The documentary uncovers varying aspects of expression. The men and transwomen in the documentary have found an outlet in Gardenia that allows them to express their agency. Many members of the cast describe theatre as a safe place. When the cast was young, they learned how to express their agency by being open with their sexuality or by accepting themselves as transwomen. Society was significantly less accepting than it is today, making their actions exceptionally brave. In an interview with one of the star transwomen they describe the process of transitioning from male to female. As described, they had to board a plane with a suitcase full of money and receive a surgery from a gynaecologist in a foreign country. This process caused risks to both her health and her safety. In my opinion, the director included this interview to imply the dangerous methods that had to be taken just so she could feel like herself. The woman then proceeds to explain that to pay for the surgery she earned money with sex work. This situation is a perfect example of the boundaries of choice. We may ask: is choice available when the sex work determines whether they may live their life as who they truly are? The issue that arises is that, yes, a choice was made to obtain the surgery. However, the concept of choice is diminished since the life of the individual may have been in danger without the surgery. As one woman expresses in the documentary when faced at a crossroads “You either kill yourself or accept who you want to be”. The documentary does an outstanding job of provoking thought in the audience.

Before the Last Curtain Falls was composed of many intriguing scenes. I believe the issue of heteronormativity that is apparent within the documentary and within society is expressed well in a scene when a man describes his mothers last words as “be who you are, but do not cut into your skin.” The man listened to his mother and did not proceed with surgery to transition from male to female. This scene was powerful to me because of the contradiction in the statement. Society provides the notion of acceptance yet, places a threshold on the acceptance once it succeeds the boundaries of comfort. This follows the theme of heteronormativity because the mother believes that the act of her son transitioning will change who he is. In reality transitioning into what one feels they are meant to be is more natural than suppression.

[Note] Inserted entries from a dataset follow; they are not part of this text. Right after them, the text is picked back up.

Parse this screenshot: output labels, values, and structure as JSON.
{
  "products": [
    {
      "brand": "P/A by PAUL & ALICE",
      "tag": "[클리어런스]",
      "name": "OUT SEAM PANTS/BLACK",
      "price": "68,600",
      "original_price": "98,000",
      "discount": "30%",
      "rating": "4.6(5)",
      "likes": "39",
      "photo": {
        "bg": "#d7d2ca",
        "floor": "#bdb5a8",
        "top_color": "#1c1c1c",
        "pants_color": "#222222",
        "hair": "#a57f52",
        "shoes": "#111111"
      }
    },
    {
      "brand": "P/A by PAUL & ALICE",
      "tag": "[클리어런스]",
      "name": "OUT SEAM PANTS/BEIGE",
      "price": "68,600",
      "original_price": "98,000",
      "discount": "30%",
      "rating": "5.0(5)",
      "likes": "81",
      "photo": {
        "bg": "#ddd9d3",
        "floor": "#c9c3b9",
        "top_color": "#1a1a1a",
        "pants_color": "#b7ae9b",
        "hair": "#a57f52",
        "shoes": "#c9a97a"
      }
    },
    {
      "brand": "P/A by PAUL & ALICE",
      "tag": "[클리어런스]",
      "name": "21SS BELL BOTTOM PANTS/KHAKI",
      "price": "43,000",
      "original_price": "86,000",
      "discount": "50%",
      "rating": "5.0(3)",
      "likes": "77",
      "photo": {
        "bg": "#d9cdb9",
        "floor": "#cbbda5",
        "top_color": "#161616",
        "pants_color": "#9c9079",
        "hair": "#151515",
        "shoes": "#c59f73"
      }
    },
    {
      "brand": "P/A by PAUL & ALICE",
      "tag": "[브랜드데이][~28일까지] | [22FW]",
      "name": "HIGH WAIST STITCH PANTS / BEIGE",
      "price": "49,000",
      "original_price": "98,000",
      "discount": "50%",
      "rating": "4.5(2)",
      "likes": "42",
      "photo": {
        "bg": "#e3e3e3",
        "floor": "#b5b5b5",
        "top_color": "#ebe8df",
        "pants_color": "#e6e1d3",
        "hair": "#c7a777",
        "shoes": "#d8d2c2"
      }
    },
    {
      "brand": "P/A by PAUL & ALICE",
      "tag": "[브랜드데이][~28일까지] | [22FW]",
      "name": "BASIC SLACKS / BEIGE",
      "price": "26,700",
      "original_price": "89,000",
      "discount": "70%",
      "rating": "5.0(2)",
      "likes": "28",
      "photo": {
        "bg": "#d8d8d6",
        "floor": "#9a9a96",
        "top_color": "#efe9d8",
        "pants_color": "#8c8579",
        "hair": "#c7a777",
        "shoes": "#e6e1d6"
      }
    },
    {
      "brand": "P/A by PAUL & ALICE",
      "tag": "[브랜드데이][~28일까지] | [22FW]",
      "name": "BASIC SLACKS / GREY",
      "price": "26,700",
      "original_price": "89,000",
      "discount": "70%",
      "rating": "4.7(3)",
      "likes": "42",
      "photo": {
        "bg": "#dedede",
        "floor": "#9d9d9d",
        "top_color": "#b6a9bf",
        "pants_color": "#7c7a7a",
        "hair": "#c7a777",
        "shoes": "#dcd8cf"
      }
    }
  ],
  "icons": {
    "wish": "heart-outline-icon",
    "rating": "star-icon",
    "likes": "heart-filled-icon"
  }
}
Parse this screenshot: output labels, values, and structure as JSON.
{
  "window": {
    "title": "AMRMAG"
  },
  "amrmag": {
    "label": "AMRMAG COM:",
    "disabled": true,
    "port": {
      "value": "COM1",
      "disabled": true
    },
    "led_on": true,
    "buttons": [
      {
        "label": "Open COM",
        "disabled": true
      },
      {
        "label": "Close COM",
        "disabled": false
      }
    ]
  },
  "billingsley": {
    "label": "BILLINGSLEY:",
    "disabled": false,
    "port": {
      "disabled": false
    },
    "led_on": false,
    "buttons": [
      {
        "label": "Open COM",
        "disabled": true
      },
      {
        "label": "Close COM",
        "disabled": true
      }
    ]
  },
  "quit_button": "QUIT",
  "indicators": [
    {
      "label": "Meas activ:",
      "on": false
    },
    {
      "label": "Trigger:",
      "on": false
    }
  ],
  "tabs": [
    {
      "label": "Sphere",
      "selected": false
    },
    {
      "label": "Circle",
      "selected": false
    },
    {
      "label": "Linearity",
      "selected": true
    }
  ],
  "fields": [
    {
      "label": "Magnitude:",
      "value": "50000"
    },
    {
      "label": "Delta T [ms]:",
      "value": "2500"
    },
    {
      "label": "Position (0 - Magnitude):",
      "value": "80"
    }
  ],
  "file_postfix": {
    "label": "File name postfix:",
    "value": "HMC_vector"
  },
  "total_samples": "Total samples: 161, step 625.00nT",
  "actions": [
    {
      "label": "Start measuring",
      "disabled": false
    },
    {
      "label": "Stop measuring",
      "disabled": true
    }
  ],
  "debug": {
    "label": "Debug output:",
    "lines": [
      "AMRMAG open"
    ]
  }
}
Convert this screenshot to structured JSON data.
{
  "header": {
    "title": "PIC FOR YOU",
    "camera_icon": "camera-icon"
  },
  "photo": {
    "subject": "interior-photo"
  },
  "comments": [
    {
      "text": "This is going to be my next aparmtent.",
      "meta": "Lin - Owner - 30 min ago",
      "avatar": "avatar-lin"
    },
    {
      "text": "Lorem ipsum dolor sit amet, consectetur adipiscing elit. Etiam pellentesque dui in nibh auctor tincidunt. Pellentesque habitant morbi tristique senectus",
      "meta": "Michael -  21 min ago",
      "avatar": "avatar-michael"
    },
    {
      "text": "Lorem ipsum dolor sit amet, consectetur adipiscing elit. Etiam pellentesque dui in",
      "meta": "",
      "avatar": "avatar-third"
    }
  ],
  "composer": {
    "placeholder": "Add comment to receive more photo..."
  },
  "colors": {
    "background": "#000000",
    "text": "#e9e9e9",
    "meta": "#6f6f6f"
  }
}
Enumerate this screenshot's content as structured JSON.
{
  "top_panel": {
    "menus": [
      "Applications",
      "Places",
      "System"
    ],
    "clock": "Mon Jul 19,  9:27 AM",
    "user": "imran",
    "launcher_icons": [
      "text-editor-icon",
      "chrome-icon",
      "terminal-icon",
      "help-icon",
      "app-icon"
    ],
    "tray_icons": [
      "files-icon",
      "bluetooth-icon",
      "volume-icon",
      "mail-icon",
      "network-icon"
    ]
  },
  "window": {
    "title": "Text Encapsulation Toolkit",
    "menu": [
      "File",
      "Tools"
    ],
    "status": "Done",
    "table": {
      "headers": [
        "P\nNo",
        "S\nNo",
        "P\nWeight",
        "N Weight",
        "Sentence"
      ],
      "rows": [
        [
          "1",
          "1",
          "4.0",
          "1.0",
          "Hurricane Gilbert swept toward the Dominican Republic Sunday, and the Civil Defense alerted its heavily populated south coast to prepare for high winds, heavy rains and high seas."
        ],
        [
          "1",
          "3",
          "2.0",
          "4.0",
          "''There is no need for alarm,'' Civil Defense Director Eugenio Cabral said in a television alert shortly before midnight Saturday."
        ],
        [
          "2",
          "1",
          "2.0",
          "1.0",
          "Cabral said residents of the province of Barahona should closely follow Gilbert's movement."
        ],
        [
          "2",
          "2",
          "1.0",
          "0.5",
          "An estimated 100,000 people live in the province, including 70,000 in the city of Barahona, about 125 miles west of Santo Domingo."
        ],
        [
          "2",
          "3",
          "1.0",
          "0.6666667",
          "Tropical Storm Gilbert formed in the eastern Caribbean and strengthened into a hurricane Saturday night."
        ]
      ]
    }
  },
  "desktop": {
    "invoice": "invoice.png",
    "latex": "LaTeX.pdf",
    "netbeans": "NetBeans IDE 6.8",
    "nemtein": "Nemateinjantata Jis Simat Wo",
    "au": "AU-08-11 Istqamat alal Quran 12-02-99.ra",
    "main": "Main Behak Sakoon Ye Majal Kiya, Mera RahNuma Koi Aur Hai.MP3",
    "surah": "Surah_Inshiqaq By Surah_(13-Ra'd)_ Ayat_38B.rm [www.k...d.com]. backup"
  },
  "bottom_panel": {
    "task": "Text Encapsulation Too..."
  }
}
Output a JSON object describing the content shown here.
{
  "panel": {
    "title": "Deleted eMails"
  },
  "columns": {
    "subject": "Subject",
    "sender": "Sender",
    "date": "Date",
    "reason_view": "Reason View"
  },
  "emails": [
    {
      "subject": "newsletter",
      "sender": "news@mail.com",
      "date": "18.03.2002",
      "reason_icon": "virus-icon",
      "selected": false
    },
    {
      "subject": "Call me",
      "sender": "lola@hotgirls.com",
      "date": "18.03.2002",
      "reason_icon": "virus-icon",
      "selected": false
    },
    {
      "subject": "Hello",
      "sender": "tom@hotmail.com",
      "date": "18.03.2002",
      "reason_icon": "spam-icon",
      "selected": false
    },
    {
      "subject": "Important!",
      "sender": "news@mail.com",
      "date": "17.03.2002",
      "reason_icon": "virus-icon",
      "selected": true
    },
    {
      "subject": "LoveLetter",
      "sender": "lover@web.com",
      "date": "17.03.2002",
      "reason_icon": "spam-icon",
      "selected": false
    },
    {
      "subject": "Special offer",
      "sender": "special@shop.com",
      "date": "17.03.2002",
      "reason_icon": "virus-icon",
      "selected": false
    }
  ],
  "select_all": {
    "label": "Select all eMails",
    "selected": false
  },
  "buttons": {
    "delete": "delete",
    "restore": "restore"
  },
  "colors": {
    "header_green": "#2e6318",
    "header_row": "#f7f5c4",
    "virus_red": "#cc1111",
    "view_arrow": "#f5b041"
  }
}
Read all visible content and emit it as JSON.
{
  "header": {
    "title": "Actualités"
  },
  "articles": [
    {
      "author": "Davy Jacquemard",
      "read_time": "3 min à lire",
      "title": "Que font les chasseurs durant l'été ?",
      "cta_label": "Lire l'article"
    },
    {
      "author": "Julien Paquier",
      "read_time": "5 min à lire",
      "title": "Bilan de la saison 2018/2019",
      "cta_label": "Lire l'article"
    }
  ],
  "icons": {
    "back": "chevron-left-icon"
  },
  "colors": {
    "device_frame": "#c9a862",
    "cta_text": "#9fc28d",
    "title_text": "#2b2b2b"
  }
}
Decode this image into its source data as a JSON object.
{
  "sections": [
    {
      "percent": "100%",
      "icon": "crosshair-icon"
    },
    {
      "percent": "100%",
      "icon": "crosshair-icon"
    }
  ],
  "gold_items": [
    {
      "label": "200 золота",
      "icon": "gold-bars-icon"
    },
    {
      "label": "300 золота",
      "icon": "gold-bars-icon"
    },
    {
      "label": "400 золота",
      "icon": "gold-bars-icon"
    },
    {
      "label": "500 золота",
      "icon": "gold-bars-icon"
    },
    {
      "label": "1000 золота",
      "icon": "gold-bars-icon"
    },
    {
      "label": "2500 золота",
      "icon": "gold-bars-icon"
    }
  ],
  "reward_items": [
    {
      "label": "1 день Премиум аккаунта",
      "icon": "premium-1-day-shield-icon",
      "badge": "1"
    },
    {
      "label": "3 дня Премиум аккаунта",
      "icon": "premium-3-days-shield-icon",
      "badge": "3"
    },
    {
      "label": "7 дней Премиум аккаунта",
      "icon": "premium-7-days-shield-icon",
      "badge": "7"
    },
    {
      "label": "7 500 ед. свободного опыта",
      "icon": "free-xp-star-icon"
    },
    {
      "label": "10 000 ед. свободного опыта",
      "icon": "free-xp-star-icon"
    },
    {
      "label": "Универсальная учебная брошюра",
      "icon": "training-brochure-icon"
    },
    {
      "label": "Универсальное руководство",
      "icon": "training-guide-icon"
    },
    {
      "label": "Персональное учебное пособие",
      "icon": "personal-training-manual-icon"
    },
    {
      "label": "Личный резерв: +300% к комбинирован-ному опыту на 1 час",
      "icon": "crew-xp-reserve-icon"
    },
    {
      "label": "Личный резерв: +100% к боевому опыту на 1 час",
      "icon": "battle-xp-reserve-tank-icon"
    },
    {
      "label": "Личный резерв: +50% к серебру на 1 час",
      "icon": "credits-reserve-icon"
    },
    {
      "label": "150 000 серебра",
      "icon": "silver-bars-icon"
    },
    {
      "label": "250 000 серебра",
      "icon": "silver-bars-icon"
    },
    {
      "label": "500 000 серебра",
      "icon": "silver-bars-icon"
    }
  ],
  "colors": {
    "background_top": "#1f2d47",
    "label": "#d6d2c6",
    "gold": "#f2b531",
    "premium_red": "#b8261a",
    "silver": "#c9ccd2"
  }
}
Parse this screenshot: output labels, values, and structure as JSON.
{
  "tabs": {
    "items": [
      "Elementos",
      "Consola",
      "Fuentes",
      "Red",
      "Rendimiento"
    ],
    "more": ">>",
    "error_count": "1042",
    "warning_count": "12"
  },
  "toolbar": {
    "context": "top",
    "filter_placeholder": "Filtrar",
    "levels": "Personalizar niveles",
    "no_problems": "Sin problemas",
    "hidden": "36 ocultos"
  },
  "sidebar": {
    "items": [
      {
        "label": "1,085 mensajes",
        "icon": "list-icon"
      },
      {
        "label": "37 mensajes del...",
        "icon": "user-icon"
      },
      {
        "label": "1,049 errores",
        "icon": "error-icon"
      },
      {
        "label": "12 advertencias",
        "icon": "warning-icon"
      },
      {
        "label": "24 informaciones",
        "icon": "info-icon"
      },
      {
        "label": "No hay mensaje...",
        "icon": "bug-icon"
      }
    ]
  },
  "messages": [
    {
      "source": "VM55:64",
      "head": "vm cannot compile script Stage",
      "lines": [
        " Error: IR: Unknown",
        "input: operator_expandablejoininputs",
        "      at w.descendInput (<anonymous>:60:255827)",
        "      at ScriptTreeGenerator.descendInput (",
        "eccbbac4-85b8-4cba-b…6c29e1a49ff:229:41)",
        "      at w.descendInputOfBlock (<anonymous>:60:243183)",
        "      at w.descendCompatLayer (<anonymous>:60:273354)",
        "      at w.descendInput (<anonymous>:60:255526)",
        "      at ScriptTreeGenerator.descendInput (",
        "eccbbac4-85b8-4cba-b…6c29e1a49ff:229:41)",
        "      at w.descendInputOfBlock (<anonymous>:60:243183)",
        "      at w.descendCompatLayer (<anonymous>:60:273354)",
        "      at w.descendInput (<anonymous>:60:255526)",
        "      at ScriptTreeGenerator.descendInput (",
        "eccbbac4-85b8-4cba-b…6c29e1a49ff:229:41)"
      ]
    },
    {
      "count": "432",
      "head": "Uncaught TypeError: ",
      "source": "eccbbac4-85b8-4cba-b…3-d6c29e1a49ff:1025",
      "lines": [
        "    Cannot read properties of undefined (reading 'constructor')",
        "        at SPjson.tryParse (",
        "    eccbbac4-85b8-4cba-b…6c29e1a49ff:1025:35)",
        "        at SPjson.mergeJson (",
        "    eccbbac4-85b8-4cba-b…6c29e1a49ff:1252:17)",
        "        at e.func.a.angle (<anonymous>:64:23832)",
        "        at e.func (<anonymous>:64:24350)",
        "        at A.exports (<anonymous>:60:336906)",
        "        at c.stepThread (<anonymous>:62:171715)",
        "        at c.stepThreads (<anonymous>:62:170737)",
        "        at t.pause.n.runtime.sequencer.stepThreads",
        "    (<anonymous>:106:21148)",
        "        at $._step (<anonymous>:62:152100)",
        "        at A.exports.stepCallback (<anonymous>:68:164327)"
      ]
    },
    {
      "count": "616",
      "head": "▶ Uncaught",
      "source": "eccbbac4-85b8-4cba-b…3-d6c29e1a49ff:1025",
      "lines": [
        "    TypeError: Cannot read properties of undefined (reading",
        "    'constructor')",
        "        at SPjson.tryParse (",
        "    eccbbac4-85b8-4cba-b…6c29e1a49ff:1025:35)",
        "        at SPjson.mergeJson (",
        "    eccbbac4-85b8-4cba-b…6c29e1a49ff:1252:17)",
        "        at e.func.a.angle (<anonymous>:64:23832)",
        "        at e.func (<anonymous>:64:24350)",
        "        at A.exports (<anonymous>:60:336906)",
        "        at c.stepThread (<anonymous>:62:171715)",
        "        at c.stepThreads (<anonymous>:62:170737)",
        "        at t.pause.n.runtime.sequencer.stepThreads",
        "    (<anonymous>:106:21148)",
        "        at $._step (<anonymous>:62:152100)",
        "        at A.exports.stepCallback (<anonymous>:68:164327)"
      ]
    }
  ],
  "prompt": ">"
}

Overall, the Reelout Queer Film and Video Festival was a great experience. I attempted to attend In the Turn and The Dog. Unfortunately, both films were sold out at the door. Before the Last Curtain Falls was one of a small selection of films that I could choose from. I was impressed with the outcome of the documentary as it provoked thoughts on many issues while simultaneously providing light-hearted laughs. I believe Reelout is a great resource for the Kingston to learn and experience the LGBTQ community. One aspect I found intriguing was that the Canadian Cancer Society had an ad to promote health and safety amongst transsexuals. I believe this is extremely practical, as transmen and transwomen should have equal opportunities for health care without judgment.

Works Cited

Aulette, Judy Root., Judith G. Wittner, and Kristin Blakely. “Gendered Worlds. 3rd ed.” New York: Oxford UP, 2014. Print.

“International Documentary Film Festival Amsterdam.” IDFA RSS. Press Materials, 2014. Web. 11 Feb. 2015.